BEGIN Supplied records

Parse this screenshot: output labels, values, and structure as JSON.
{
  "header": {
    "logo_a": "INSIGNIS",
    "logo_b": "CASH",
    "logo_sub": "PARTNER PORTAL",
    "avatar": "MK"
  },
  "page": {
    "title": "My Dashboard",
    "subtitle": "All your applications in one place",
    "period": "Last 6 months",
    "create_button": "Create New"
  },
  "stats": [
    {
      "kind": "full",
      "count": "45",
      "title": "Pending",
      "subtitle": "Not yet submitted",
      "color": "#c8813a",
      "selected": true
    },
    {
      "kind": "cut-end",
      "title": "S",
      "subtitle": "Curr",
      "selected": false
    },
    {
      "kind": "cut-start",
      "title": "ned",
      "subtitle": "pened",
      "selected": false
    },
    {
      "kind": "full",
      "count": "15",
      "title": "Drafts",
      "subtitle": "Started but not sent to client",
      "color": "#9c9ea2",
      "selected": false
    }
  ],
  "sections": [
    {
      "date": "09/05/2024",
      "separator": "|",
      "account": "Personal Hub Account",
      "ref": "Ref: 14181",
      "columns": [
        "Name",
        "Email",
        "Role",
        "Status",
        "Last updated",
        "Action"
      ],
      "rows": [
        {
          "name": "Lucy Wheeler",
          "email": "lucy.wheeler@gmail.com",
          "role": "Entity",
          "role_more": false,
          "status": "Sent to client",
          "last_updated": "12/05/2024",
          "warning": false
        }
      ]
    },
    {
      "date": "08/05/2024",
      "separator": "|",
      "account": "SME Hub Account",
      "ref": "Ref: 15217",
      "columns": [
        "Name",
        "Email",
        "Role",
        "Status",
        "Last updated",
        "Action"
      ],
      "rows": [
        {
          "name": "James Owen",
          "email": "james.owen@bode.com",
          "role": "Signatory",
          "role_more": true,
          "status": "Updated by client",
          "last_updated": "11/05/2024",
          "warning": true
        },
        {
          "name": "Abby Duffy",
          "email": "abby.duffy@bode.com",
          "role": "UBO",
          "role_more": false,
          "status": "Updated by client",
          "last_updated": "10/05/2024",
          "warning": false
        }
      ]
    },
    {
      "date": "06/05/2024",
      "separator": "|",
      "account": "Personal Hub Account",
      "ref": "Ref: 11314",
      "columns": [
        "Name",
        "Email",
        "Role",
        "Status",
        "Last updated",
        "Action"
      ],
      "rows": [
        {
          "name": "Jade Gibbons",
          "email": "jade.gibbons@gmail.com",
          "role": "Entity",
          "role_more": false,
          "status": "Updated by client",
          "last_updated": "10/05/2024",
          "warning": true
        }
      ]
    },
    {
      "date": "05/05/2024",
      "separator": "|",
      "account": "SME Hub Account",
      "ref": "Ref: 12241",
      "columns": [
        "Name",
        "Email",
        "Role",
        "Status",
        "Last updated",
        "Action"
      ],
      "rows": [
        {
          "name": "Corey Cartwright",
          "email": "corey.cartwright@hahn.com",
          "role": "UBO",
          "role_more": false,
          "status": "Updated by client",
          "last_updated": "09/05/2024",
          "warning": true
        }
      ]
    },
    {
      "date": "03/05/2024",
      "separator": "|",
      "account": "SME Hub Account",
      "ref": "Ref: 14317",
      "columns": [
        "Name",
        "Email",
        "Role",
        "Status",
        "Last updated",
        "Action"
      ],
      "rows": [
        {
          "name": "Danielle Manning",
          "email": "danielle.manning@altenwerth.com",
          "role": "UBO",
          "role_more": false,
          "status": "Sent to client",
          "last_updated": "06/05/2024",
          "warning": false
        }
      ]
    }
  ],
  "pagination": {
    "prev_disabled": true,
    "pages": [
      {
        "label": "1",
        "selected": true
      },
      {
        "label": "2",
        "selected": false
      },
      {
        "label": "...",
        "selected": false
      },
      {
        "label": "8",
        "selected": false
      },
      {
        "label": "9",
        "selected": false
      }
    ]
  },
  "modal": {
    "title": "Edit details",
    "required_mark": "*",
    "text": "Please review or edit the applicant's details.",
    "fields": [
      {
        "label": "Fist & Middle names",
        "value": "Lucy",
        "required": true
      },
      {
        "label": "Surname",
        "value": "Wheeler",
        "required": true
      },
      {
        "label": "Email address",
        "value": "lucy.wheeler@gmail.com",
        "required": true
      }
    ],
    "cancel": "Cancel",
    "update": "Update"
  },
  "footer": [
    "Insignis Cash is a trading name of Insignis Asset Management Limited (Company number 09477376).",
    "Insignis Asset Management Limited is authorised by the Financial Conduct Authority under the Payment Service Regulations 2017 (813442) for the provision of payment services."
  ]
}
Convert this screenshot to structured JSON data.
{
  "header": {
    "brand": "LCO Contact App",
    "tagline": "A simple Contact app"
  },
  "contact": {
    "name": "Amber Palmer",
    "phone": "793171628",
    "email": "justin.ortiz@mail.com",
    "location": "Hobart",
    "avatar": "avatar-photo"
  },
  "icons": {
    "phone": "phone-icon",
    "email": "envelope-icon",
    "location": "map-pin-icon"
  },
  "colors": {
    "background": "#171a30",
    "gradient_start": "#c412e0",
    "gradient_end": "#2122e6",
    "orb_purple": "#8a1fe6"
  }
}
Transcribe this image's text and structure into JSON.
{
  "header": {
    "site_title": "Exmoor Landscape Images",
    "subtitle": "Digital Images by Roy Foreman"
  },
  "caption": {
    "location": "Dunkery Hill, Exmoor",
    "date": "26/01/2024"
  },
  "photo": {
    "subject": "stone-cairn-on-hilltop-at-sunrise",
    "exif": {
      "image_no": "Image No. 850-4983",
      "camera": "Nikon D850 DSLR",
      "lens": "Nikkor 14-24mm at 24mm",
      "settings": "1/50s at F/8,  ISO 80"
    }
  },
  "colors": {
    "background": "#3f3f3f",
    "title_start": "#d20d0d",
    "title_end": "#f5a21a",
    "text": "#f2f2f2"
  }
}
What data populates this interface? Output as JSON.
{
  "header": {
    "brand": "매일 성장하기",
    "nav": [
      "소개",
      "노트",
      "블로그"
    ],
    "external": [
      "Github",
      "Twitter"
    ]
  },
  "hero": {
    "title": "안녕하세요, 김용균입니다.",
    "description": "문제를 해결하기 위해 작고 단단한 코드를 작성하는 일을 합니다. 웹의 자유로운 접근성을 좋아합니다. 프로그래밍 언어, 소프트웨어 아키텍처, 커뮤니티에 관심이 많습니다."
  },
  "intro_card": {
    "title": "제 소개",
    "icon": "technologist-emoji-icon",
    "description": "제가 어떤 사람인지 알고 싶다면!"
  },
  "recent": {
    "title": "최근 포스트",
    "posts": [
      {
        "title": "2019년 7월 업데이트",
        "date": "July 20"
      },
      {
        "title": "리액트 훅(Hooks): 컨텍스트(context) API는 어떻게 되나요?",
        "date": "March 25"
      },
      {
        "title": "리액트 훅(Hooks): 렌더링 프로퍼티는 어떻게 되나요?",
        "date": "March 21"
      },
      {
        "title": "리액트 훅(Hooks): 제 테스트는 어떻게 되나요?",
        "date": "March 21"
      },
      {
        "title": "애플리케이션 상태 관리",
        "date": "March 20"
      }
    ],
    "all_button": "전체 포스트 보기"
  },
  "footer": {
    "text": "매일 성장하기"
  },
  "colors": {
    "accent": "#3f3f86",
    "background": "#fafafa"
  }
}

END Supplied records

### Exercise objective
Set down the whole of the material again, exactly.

### Reply
Parse this screenshot: output labels, values, and structure as JSON.
{
  "header": {
    "logo_a": "INSIGNIS",
    "logo_b": "CASH",
    "logo_sub": "PARTNER PORTAL",
    "avatar": "MK"
  },
  "page": {
    "title": "My Dashboard",
    "subtitle": "All your applications in one place",
    "period": "Last 6 months",
    "create_button": "Create New"
  },
  "stats": [
    {
      "kind": "full",
      "count": "45",
      "title": "Pending",
      "subtitle": "Not yet submitted",
      "color": "#c8813a",
      "selected": true
    },
    {
      "kind": "cut-end",
      "title": "S",
      "subtitle": "Curr",
      "selected": false
    },
    {
      "kind": "cut-start",
      "title": "ned",
      "subtitle": "pened",
      "selected": false
    },
    {
      "kind": "full",
      "count": "15",
      "title": "Drafts",
      "subtitle": "Started but not sent to client",
      "color": "#9c9ea2",
      "selected": false
    }
  ],
  "sections": [
    {
      "date": "09/05/2024",
      "separator": "|",
      "account": "Personal Hub Account",
      "ref": "Ref: 14181",
      "columns": [
        "Name",
        "Email",
        "Role",
        "Status",
        "Last updated",
        "Action"
      ],
      "rows": [
        {
          "name": "Lucy Wheeler",
          "email": "lucy.wheeler@gmail.com",
          "role": "Entity",
          "role_more": false,
          "status": "Sent to client",
          "last_updated": "12/05/2024",
          "warning": false
        }
      ]
    },
    {
      "date": "08/05/2024",
      "separator": "|",
      "account": "SME Hub Account",
      "ref": "Ref: 15217",
      "columns": [
        "Name",
        "Email",
        "Role",
        "Status",
        "Last updated",
        "Action"
      ],
      "rows": [
        {
          "name": "James Owen",
          "email": "james.owen@bode.com",
          "role": "Signatory",
          "role_more": true,
          "status": "Updated by client",
          "last_updated": "11/05/2024",
          "warning": true
        },
        {
          "name": "Abby Duffy",
          "email": "abby.duffy@bode.com",
          "role": "UBO",
          "role_more": false,
          "status": "Updated by client",
          "last_updated": "10/05/2024",
          "warning": false
        }
      ]
    },
    {
      "date": "06/05/2024",
      "separator": "|",
      "account": "Personal Hub Account",
      "ref": "Ref: 11314",
      "columns": [
        "Name",
        "Email",
        "Role",
        "Status",
        "Last updated",
        "Action"
      ],
      "rows": [
        {
          "name": "Jade Gibbons",
          "email": "jade.gibbons@gmail.com",
          "role": "Entity",
          "role_more": false,
          "status": "Updated by client",
          "last_updated": "10/05/2024",
          "warning": true
        }
      ]
    },
    {
      "date": "05/05/2024",
      "separator": "|",
      "account": "SME Hub Account",
      "ref": "Ref: 12241",
      "columns": [
        "Name",
        "Email",
        "Role",
        "Status",
        "Last updated",
        "Action"
      ],
      "rows": [
        {
          "name": "Corey Cartwright",
          "email": "corey.cartwright@hahn.com",
          "role": "UBO",
          "role_more": false,
          "status": "Updated by client",
          "last_updated": "09/05/2024",
          "warning": true
        }
      ]
    },
    {
      "date": "03/05/2024",
      "separator": "|",
      "account": "SME Hub Account",
      "ref": "Ref: 14317",
      "columns": [
        "Name",
        "Email",
        "Role",
        "Status",
        "Last updated",
        "Action"
      ],
      "rows": [
        {
          "name": "Danielle Manning",
          "email": "danielle.manning@altenwerth.com",
          "role": "UBO",
          "role_more": false,
          "status": "Sent to client",
          "last_updated": "06/05/2024",
          "warning": false
        }
      ]
    }
  ],
  "pagination": {
    "prev_disabled": true,
    "pages": [
      {
        "label": "1",
        "selected": true
      },
      {
        "label": "2",
        "selected": false
      },
      {
        "label": "...",
        "selected": false
      },
      {
        "label": "8",
        "selected": false
      },
      {
        "label": "9",
        "selected": false
      }
    ]
  },
  "modal": {
    "title": "Edit details",
    "required_mark": "*",
    "text": "Please review or edit the applicant's details.",
    "fields": [
      {
        "label": "Fist & Middle names",
        "value": "Lucy",
        "required": true
      },
      {
        "label": "Surname",
        "value": "Wheeler",
        "required": true
      },
      {
        "label": "Email address",
        "value": "lucy.wheeler@gmail.com",
        "required": true
      }
    ],
    "cancel": "Cancel",
    "update": "Update"
  },
  "footer": [
    "Insignis Cash is a trading name of Insignis Asset Management Limited (Company number 09477376).",
    "Insignis Asset Management Limited is authorised by the Financial Conduct Authority under the Payment Service Regulations 2017 (813442) for the provision of payment services."
  ]
}
Convert this screenshot to structured JSON data.
{
  "header": {
    "brand": "LCO Contact App",
    "tagline": "A simple Contact app"
  },
  "contact": {
    "name": "Amber Palmer",
    "phone": "793171628",
    "email": "justin.ortiz@mail.com",
    "location": "Hobart",
    "avatar": "avatar-photo"
  },
  "icons": {
    "phone": "phone-icon",
    "email": "envelope-icon",
    "location": "map-pin-icon"
  },
  "colors": {
    "background": "#171a30",
    "gradient_start": "#c412e0",
    "gradient_end": "#2122e6",
    "orb_purple": "#8a1fe6"
  }
}
Transcribe this image's text and structure into JSON.
{
  "header": {
    "site_title": "Exmoor Landscape Images",
    "subtitle": "Digital Images by Roy Foreman"
  },
  "caption": {
    "location": "Dunkery Hill, Exmoor",
    "date": "26/01/2024"
  },
  "photo": {
    "subject": "stone-cairn-on-hilltop-at-sunrise",
    "exif": {
      "image_no": "Image No. 850-4983",
      "camera": "Nikon D850 DSLR",
      "lens": "Nikkor 14-24mm at 24mm",
      "settings": "1/50s at F/8,  ISO 80"
    }
  },
  "colors": {
    "background": "#3f3f3f",
    "title_start": "#d20d0d",
    "title_end": "#f5a21a",
    "text": "#f2f2f2"
  }
}
What data populates this interface? Output as JSON.
{
  "header": {
    "brand": "매일 성장하기",
    "nav": [
      "소개",
      "노트",
      "블로그"
    ],
    "external": [
      "Github",
      "Twitter"
    ]
  },
  "hero": {
    "title": "안녕하세요, 김용균입니다.",
    "description": "문제를 해결하기 위해 작고 단단한 코드를 작성하는 일을 합니다. 웹의 자유로운 접근성을 좋아합니다. 프로그래밍 언어, 소프트웨어 아키텍처, 커뮤니티에 관심이 많습니다."
  },
  "intro_card": {
    "title": "제 소개",
    "icon": "technologist-emoji-icon",
    "description": "제가 어떤 사람인지 알고 싶다면!"
  },
  "recent": {
    "title": "최근 포스트",
    "posts": [
      {
        "title": "2019년 7월 업데이트",
        "date": "July 20"
      },
      {
        "title": "리액트 훅(Hooks): 컨텍스트(context) API는 어떻게 되나요?",
        "date": "March 25"
      },
      {
        "title": "리액트 훅(Hooks): 렌더링 프로퍼티는 어떻게 되나요?",
        "date": "March 21"
      },
      {
        "title": "리액트 훅(Hooks): 제 테스트는 어떻게 되나요?",
        "date": "March 21"
      },
      {
        "title": "애플리케이션 상태 관리",
        "date": "March 20"
      }
    ],
    "all_button": "전체 포스트 보기"
  },
  "footer": {
    "text": "매일 성장하기"
  },
  "colors": {
    "accent": "#3f3f86",
    "background": "#fafafa"
  }
}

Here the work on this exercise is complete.